Insurer can’t deny claim on grounds of delayed filing, says Supreme Court.
NEW DELHI: The Supreme Court has ruled that insurance claims cannot be denied to a person merely on the grounds of delay in filing the claim, holding that "mechanical" denials on technical bases will cause people to lose confidence in the industry.
A bench of Justice R K Agrawal and Justice S Abdul Nazeer set aside the verdicts of various consumer courts, including the National Consumer Disputes Redressal Commission (NCDRC), which had ruled that insurance companies could deny the benefit of cover for delay in filing the claims.
The SC directed Reliance General Insurance Company to pay Rs 8.35 lakh to a Hisar-based customer whose insured truck was stolen but his claim rejected on the grounds of delay in filing it.
"It is true that the owner has to intimate the insurer immediately after the theft of the vehicle. However, this condition should not bar settlement of genuine claims, particularly when the delay in intimation or submission of documents is due to unavoidable circumstances. The decision of the insurer to reject the claim has to be based on valid grounds. Rejection of the claims on purely technical grounds in a mechanical manner will result in loss of confidence of policyholders in the insurance industry," said Justice Nazeer, who wrote the judgment.
The verdict would bring big relief to people who fail to file insurance claims immediately after their vehicles are damaged in accidents or stolen.
The court said a practical approach had to be taken in such cases as it was common knowledge that a person who loses their vehicle might not straightaway go to the insurance company, and would first make efforts to trace it. "If the reason for delay... is satisfactorily explained, such a claim cannot be rejected on the ground of delay. It is also necessary to state here that it would not be fair and reasonable to reject genuine claims which had already been verified and found to be correct by the investigator. The condition regarding the delay shall not be a shelter to repudiate the insurance claims which have been otherwise proved to be genuine," the bench said.
The court emphasised that the Consumer Protection Act was meant to protect the interest of consumers and the law deserved "liberal construction". "This laudable object should not be forgotten while considering the claims made under the Act," it said.

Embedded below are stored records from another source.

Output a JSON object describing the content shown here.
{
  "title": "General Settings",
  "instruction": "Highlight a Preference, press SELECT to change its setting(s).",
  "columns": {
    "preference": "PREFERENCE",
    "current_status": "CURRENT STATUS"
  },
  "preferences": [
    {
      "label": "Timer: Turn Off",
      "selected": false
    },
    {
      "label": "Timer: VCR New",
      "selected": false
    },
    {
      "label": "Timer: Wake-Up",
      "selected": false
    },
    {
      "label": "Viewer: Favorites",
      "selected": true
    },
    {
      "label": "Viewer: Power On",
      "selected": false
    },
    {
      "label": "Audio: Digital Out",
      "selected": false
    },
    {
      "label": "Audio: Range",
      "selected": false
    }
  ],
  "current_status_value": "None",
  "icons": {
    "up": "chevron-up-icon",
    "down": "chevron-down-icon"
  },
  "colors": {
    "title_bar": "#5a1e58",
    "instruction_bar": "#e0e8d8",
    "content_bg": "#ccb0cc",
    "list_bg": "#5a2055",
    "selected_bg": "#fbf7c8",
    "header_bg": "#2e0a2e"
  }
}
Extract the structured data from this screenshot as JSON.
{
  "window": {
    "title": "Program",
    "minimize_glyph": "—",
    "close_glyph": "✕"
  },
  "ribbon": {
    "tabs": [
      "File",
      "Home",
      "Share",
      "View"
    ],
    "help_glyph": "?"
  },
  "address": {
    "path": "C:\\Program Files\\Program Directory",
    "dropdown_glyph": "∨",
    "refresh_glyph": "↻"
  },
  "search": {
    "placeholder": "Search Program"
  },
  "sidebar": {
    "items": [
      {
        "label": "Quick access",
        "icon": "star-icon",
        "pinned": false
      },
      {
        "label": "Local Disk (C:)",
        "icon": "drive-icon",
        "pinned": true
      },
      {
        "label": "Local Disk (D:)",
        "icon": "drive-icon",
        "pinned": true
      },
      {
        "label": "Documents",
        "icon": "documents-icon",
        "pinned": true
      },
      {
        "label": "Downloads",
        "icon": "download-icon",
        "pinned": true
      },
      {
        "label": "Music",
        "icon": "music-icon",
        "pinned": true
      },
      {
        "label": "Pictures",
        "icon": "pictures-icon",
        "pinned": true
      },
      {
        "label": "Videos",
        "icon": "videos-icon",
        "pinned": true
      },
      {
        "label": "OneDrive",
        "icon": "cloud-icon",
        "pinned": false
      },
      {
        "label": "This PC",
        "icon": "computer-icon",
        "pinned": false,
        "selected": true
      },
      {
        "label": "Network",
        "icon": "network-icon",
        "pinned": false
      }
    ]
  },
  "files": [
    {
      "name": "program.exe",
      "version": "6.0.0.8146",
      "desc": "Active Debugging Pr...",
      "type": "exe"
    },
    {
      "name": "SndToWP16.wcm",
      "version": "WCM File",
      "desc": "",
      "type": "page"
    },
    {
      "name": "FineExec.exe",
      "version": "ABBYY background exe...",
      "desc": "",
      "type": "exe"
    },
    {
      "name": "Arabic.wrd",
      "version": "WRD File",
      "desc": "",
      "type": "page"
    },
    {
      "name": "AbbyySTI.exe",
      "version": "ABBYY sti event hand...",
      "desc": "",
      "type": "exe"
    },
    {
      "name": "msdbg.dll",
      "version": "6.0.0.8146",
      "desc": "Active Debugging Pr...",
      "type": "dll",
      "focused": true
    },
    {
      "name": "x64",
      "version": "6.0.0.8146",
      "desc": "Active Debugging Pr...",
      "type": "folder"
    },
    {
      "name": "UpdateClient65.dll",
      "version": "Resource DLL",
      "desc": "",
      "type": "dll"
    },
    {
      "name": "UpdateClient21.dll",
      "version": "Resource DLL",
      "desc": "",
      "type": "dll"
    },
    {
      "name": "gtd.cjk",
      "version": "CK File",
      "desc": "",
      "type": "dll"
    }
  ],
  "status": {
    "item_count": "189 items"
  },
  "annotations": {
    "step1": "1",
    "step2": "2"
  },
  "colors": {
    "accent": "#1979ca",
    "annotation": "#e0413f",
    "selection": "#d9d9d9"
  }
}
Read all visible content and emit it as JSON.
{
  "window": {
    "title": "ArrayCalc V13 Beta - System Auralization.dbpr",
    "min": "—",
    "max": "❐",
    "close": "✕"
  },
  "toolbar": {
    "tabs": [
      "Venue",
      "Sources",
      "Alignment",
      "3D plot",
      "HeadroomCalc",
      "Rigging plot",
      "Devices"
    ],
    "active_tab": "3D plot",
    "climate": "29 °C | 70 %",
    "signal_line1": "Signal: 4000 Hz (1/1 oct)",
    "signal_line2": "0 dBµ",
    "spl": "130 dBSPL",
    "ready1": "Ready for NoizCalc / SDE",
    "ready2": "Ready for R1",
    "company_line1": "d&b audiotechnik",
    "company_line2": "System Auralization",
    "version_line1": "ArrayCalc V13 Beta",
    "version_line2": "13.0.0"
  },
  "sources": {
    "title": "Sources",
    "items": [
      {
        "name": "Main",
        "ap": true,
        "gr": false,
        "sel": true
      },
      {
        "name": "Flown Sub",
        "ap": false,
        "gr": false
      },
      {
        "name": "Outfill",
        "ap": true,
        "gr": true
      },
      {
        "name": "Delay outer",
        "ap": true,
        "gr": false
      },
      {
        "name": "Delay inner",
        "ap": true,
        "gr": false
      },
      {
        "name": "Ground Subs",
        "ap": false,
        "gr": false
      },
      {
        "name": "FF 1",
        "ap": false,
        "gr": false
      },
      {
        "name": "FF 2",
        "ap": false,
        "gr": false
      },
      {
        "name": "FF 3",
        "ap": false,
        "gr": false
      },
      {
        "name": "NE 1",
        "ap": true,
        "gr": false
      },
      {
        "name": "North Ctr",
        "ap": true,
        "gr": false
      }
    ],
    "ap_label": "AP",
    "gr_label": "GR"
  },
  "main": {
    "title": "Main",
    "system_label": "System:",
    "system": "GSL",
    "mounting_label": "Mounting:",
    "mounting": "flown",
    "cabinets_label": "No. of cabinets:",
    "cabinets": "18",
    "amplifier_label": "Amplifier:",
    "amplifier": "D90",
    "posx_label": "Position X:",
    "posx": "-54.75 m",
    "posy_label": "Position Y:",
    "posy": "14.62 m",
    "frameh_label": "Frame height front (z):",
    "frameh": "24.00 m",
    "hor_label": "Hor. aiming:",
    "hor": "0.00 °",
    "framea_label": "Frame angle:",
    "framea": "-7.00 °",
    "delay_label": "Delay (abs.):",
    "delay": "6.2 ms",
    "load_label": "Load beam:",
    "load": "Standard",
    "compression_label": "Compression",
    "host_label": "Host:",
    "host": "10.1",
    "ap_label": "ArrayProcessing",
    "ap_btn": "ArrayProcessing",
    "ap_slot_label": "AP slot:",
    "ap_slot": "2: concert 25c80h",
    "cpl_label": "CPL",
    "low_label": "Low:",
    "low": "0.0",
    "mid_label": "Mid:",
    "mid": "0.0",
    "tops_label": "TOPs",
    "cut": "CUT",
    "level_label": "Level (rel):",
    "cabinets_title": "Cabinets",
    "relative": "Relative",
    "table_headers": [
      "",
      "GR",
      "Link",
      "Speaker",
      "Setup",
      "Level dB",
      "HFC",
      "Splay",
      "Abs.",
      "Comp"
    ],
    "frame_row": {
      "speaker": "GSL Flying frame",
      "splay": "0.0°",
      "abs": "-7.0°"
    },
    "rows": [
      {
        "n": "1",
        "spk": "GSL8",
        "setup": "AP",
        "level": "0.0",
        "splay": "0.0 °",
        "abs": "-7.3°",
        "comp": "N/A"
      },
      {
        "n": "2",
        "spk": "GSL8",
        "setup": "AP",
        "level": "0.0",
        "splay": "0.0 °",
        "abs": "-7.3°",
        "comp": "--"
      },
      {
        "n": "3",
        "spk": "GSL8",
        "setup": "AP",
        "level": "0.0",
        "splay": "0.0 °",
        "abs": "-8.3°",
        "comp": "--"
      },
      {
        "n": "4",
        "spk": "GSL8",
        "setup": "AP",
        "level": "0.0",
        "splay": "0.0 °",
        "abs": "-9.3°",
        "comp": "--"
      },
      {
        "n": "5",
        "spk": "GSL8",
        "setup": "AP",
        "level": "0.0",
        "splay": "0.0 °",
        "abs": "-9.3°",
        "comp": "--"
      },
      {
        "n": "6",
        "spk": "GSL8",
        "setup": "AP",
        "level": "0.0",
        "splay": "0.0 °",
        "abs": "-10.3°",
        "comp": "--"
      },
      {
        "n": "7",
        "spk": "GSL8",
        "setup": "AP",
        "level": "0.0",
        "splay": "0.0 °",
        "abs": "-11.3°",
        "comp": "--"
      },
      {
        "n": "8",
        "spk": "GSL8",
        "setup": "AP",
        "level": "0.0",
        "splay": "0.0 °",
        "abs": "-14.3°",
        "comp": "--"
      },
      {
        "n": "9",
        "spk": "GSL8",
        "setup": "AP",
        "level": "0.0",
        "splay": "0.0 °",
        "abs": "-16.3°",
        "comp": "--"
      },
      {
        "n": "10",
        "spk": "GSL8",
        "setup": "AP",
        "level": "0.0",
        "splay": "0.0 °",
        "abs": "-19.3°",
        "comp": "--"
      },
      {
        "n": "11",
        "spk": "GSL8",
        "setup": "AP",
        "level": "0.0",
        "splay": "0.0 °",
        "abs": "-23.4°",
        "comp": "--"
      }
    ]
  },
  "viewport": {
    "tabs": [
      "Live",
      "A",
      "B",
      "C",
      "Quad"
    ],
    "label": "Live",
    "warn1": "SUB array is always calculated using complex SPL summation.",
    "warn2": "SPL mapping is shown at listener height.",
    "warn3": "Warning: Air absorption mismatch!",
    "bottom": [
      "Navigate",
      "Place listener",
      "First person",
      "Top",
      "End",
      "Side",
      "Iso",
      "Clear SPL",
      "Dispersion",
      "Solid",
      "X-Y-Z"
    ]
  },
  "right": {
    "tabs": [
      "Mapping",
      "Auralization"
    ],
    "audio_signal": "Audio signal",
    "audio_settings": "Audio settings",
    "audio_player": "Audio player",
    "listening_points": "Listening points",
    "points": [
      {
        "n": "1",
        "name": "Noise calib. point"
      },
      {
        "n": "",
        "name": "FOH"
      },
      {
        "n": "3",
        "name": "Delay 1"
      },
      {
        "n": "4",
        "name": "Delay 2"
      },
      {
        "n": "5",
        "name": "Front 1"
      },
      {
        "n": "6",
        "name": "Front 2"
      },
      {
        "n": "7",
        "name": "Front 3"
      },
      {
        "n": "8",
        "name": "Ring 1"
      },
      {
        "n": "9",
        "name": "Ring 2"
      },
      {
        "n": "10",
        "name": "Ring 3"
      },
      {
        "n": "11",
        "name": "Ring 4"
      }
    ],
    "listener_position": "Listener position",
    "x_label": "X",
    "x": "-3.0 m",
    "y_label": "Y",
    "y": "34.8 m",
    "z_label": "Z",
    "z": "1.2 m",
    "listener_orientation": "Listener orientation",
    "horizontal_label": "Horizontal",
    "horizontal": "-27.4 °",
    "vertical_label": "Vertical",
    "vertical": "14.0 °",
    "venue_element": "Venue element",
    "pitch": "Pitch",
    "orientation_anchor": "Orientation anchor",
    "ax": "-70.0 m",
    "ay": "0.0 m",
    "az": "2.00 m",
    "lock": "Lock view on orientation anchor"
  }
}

In the case in question, the vehicle-owner had filed the claim eight days after his truck was stolen as he was busy trying to trace it. The insurance firm rejected his claim, saying he had violated a policy condition that made it mandatory for a policy-holder to inform the firm immediately after any accidental loss or damage to the vehicle.